Teenagers who plan to share a passionate kiss with their latest sweetheart on Valentine's Day might want to think twice. A study released last week in the online issue of the British Medical Journal found that intimate kissing increases the risk of meningococcal disease for adolescents and young adults, already at a higher risk of the disease.
Meningococcal disease, also called meningitis, is a severe bacterial infection of the bloodstream or lining of the brain. About 2,500 cases are reported each year in the United States, and about 300 people die.
Incidence of the disease rose in the 1990s. Last year, the Centers for Disease Control and Prevention recommended a new vaccine to prevent the disease. The vaccine is recommended for adolescents because cases peak in the teen years.
Previous studies have shown that teens sharing close living quarters, such as college dorm rooms, are at higher risk. However, the new study, performed by researchers at the University of London, found that intimate kissing, especially with multiple partners, increases the risk of almost fourfold.

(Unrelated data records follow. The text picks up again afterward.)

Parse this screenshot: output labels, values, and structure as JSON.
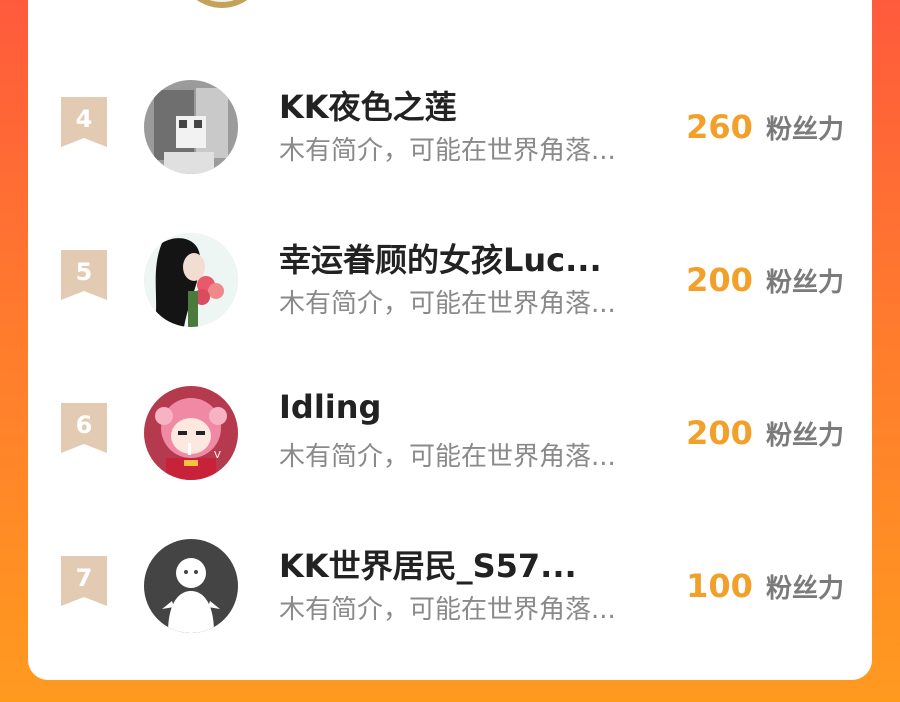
{
  "leaderboard": {
    "unit_label": "粉丝力",
    "rows": [
      {
        "rank": "4",
        "name": "KK夜色之莲",
        "bio": "木有简介，可能在世界角落...",
        "score": "260",
        "avatar_icon": "cat-photo-avatar"
      },
      {
        "rank": "5",
        "name": "幸运眷顾的女孩Luc...",
        "bio": "木有简介，可能在世界角落...",
        "score": "200",
        "avatar_icon": "girl-with-flowers-avatar"
      },
      {
        "rank": "6",
        "name": "Idling",
        "bio": "木有简介，可能在世界角落...",
        "score": "200",
        "avatar_icon": "anime-girl-avatar"
      },
      {
        "rank": "7",
        "name": "KK世界居民_S57...",
        "bio": "木有简介，可能在世界角落...",
        "score": "100",
        "avatar_icon": "default-person-avatar"
      }
    ]
  },
  "colors": {
    "background_top": "#ff5a3c",
    "background_bottom": "#ff9a1f",
    "score": "#f2a02a",
    "rank_badge": "#e3cbb3"
  }
}
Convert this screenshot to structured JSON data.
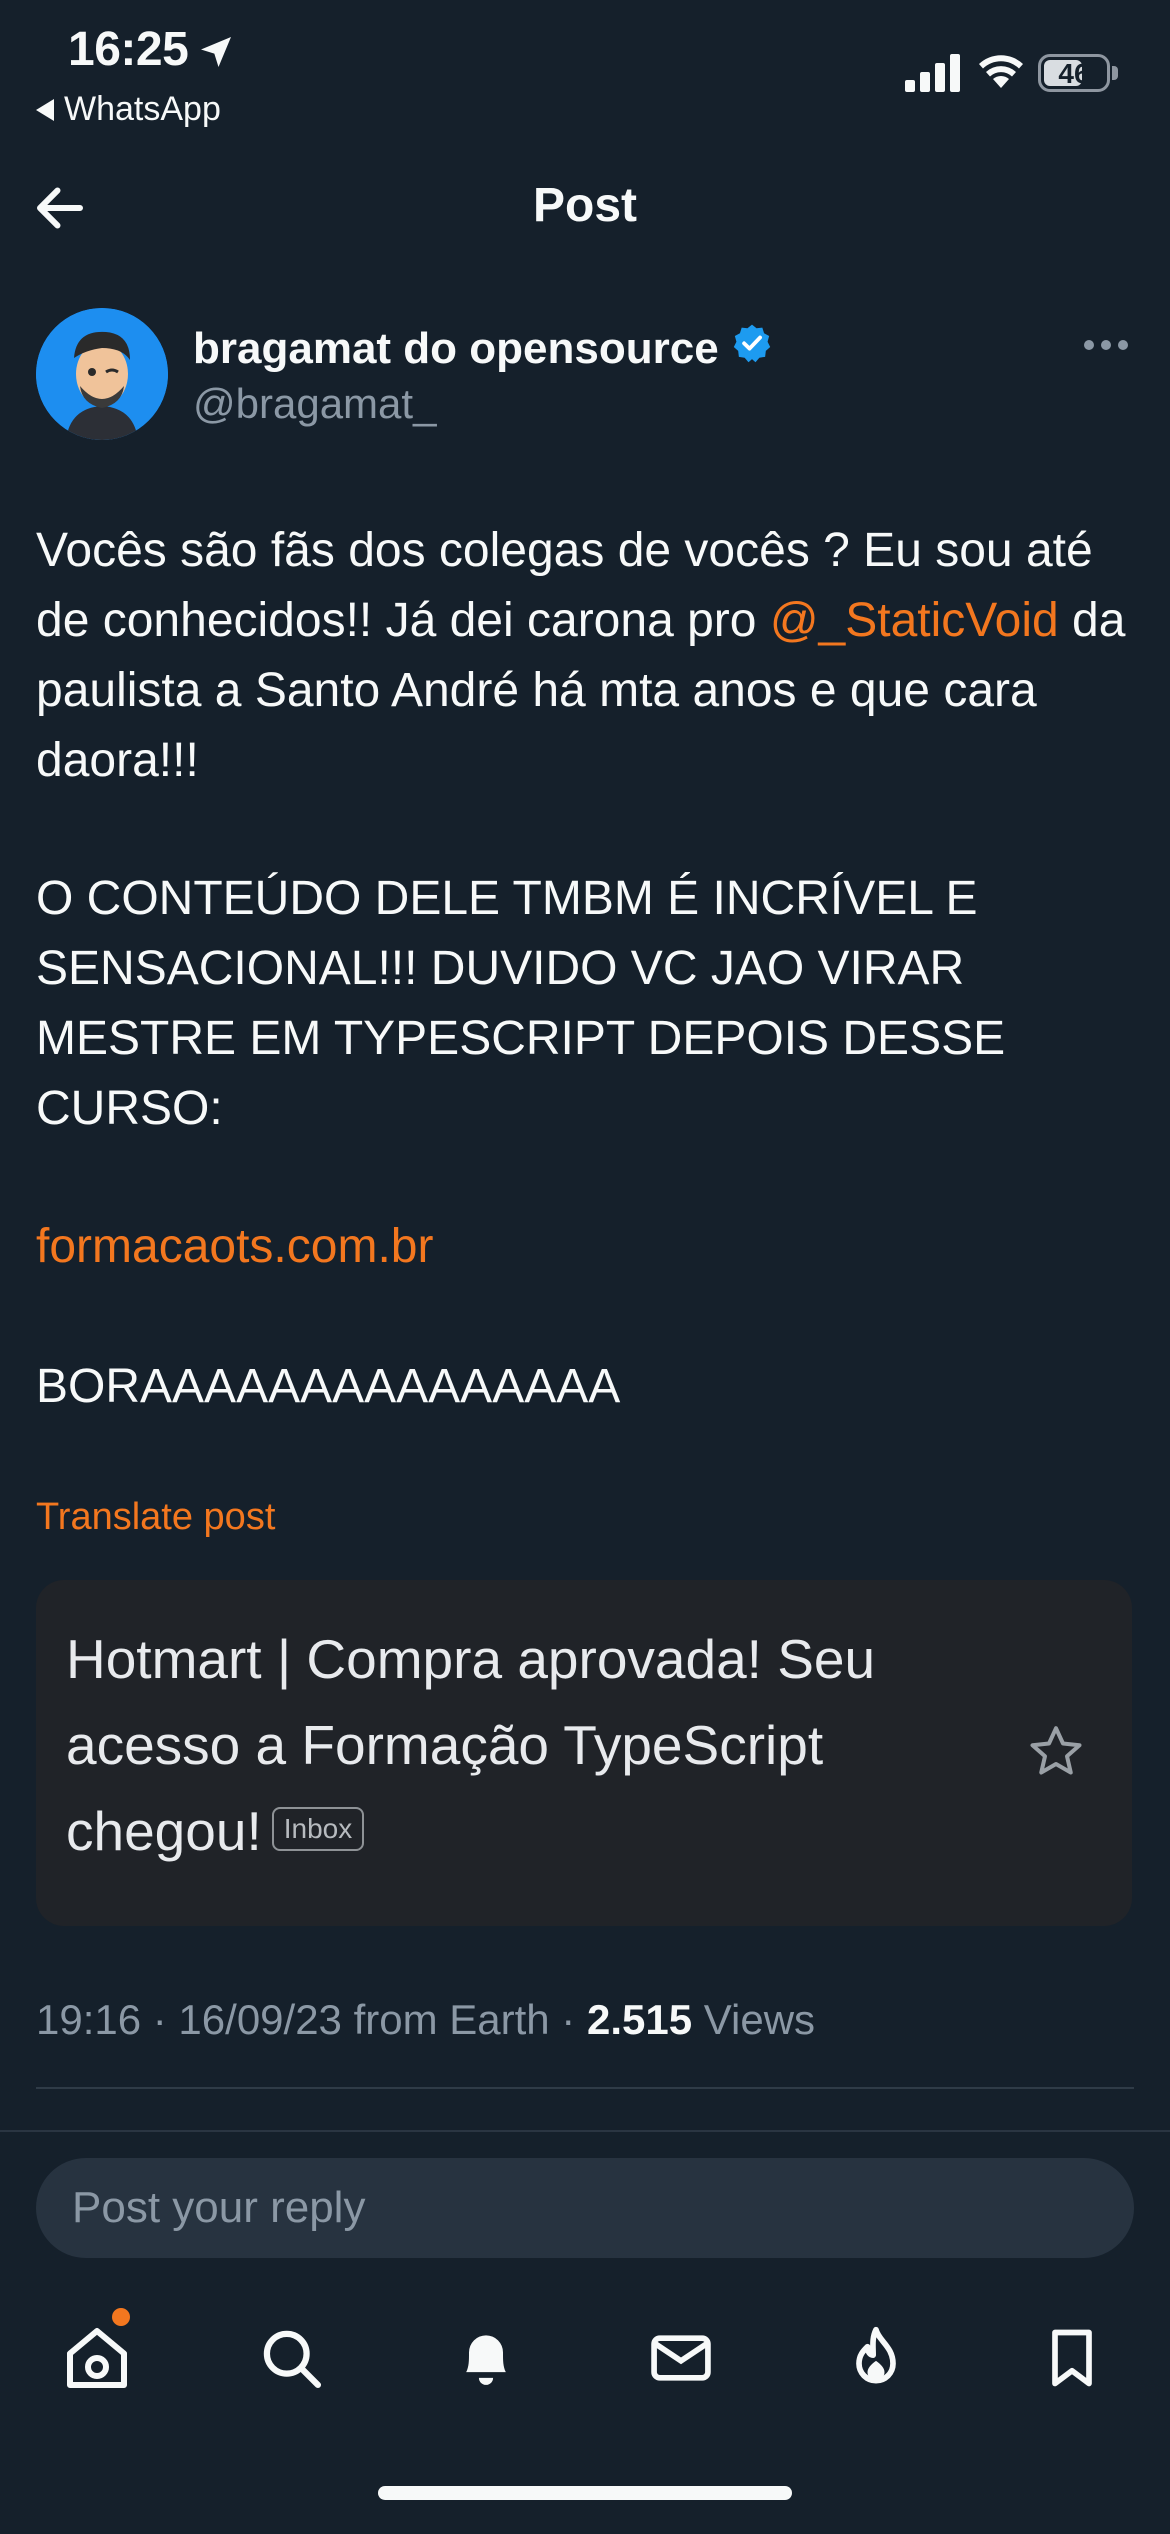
{
  "status_bar": {
    "time": "16:25",
    "back_app": "WhatsApp",
    "battery": "46"
  },
  "header": {
    "title": "Post"
  },
  "author": {
    "name": "bragamat do opensource",
    "handle": "@bragamat_",
    "verified": true
  },
  "post": {
    "p1_before": "Vocês são fãs dos colegas de vocês ? Eu sou até de conhecidos!! Já dei carona pro ",
    "mention": "@_StaticVoid",
    "p1_after": " da paulista a Santo André há mta anos e que cara daora!!!",
    "p2": "O CONTEÚDO DELE TMBM É INCRÍVEL E SENSACIONAL!!! DUVIDO VC JAO VIRAR MESTRE EM TYPESCRIPT DEPOIS DESSE CURSO:",
    "link": "formacaots.com.br",
    "p4": "BORAAAAAAAAAAAAAAA",
    "translate": "Translate post"
  },
  "card": {
    "title": "Hotmart | Compra aprovada! Seu acesso a Formação TypeScript chegou!",
    "badge": "Inbox"
  },
  "meta": {
    "datetime": "19:16 · 16/09/23 from Earth · ",
    "views_count": "2.515",
    "views_label": " Views"
  },
  "reply": {
    "placeholder": "Post your reply"
  },
  "tabbar": {
    "items": [
      "home-icon",
      "search-icon",
      "bell-icon",
      "mail-icon",
      "flame-icon",
      "bookmark-icon"
    ]
  },
  "colors": {
    "background": "#15202b",
    "accent": "#f3771f",
    "verified": "#1d9bf0"
  }
}
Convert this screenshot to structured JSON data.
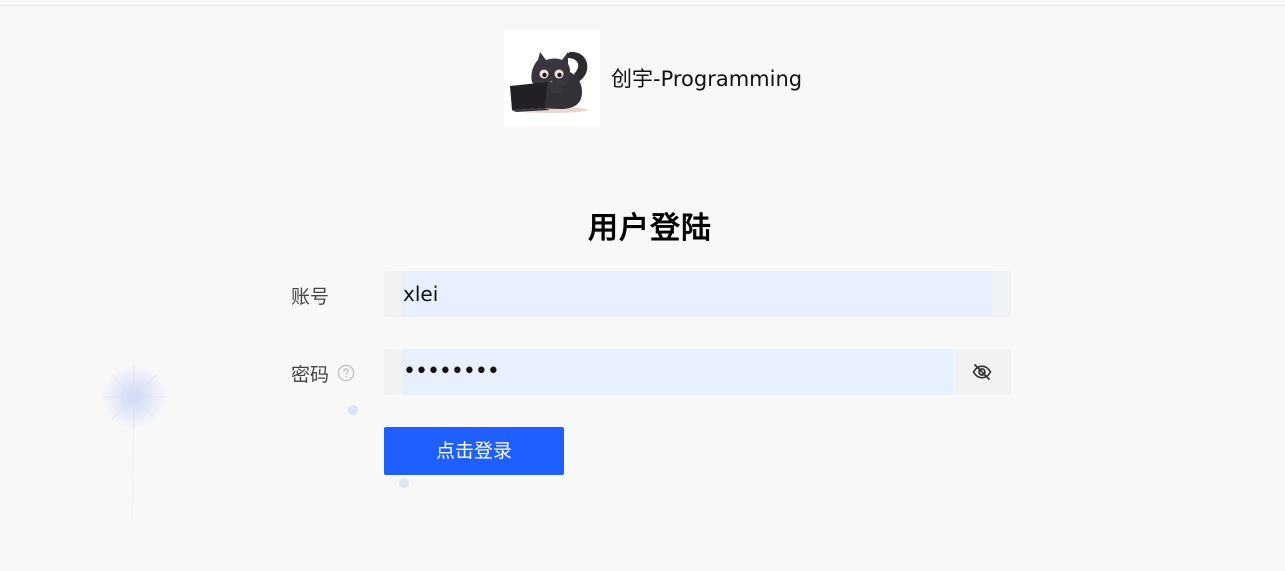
{
  "header": {
    "site_name": "创宇-Programming",
    "logo_icon": "cat-laptop-logo"
  },
  "login": {
    "title": "用户登陆",
    "account_label": "账号",
    "account_value": "xlei",
    "password_label": "密码",
    "password_value": "••••••••",
    "help_icon": "question-circle-icon",
    "toggle_icon": "eye-off-icon",
    "submit_label": "点击登录"
  },
  "colors": {
    "background": "#f8f8f8",
    "input_bg": "#f1f2f4",
    "autofill_bg": "#e8f0fe",
    "primary": "#1f5eff",
    "label_text": "#444444"
  }
}
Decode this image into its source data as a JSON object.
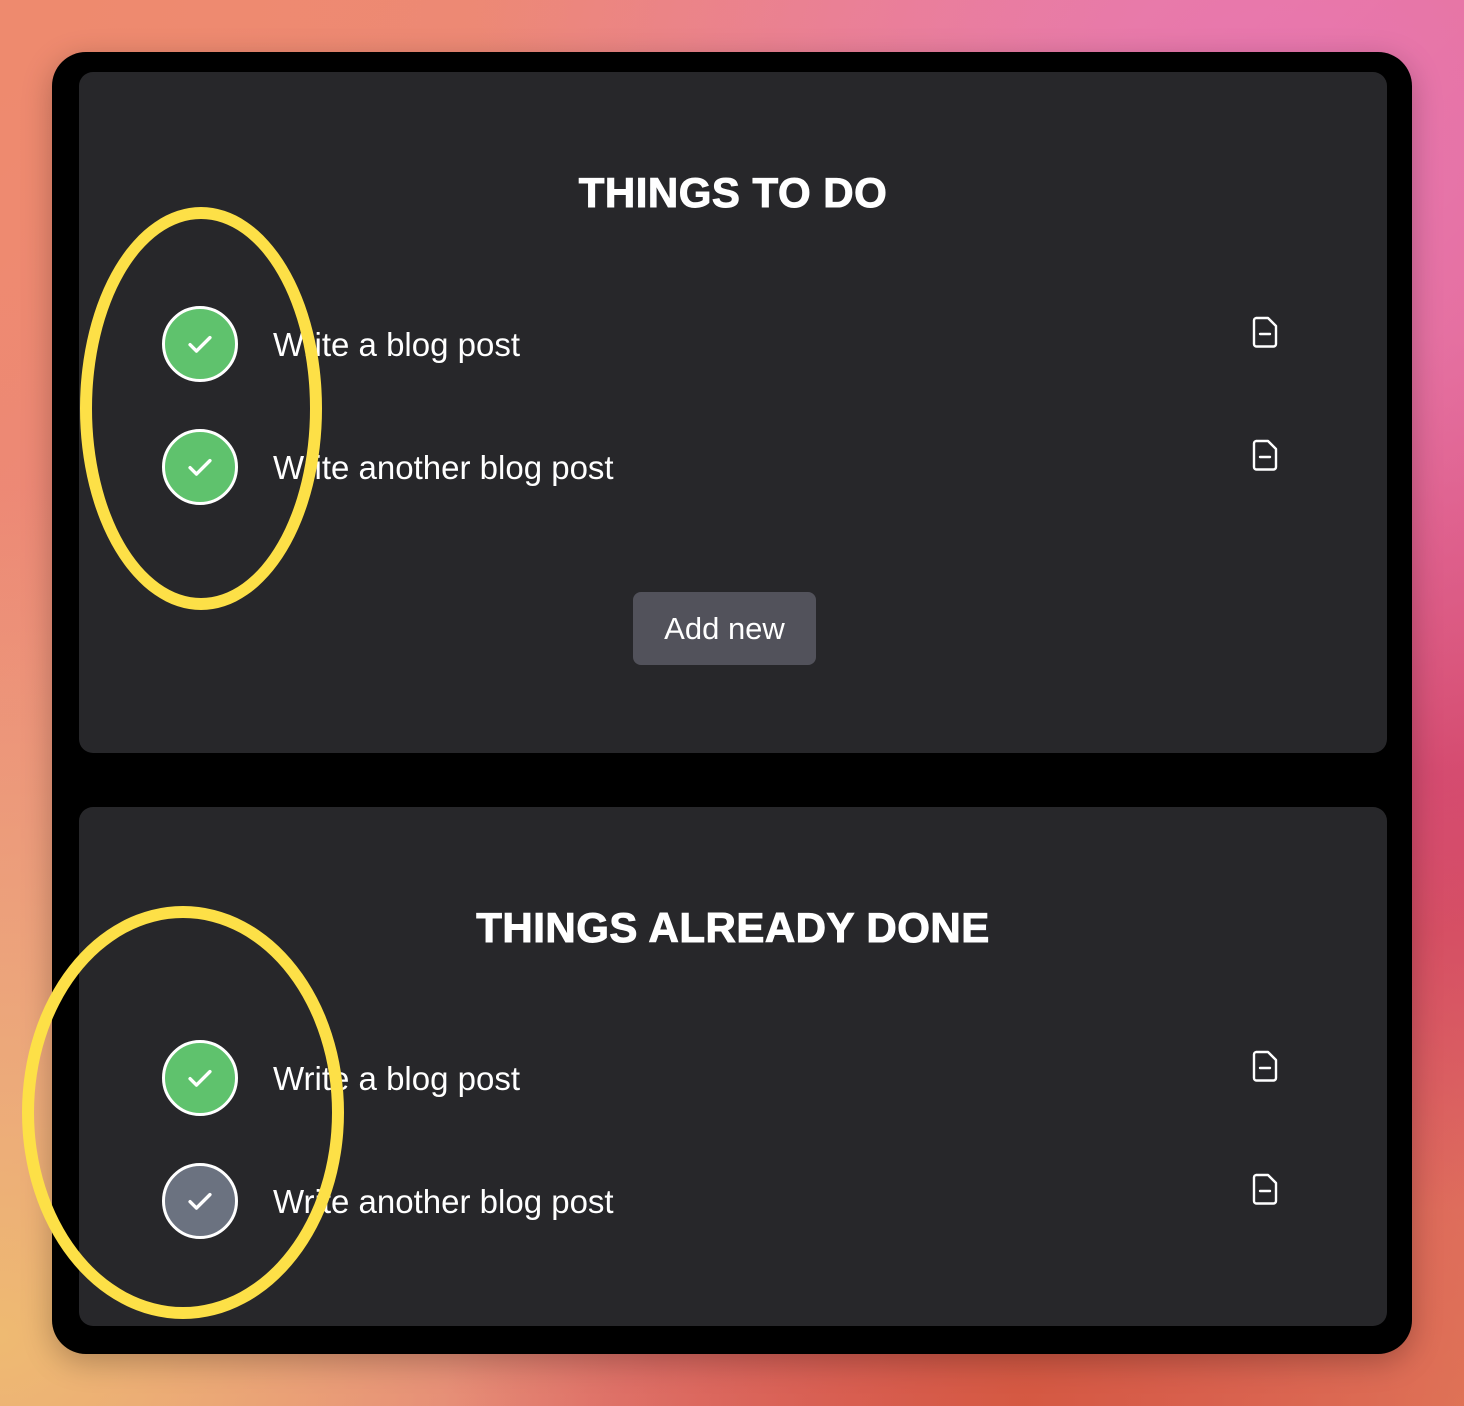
{
  "colors": {
    "done_check": "#5fc26d",
    "pending_check": "#6b7280",
    "highlight": "#fde047",
    "panel_bg": "#27272a",
    "button_bg": "#52525b"
  },
  "todo": {
    "title": "THINGS TO DO",
    "items": [
      {
        "label": "Write a blog post",
        "checked": true,
        "icon": "check-icon",
        "action_icon": "document-minus-icon"
      },
      {
        "label": "Write another blog post",
        "checked": true,
        "icon": "check-icon",
        "action_icon": "document-minus-icon"
      }
    ],
    "add_button_label": "Add new"
  },
  "done": {
    "title": "THINGS ALREADY DONE",
    "items": [
      {
        "label": "Write a blog post",
        "checked": true,
        "icon": "check-icon",
        "action_icon": "document-minus-icon"
      },
      {
        "label": "Write another blog post",
        "checked": false,
        "icon": "check-icon",
        "action_icon": "document-minus-icon"
      }
    ]
  }
}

Researchers suggested that changing personal behavior to avoid intimate kissing with multiple partners -- especially during cold and flu season -- could reduce cases of the disease.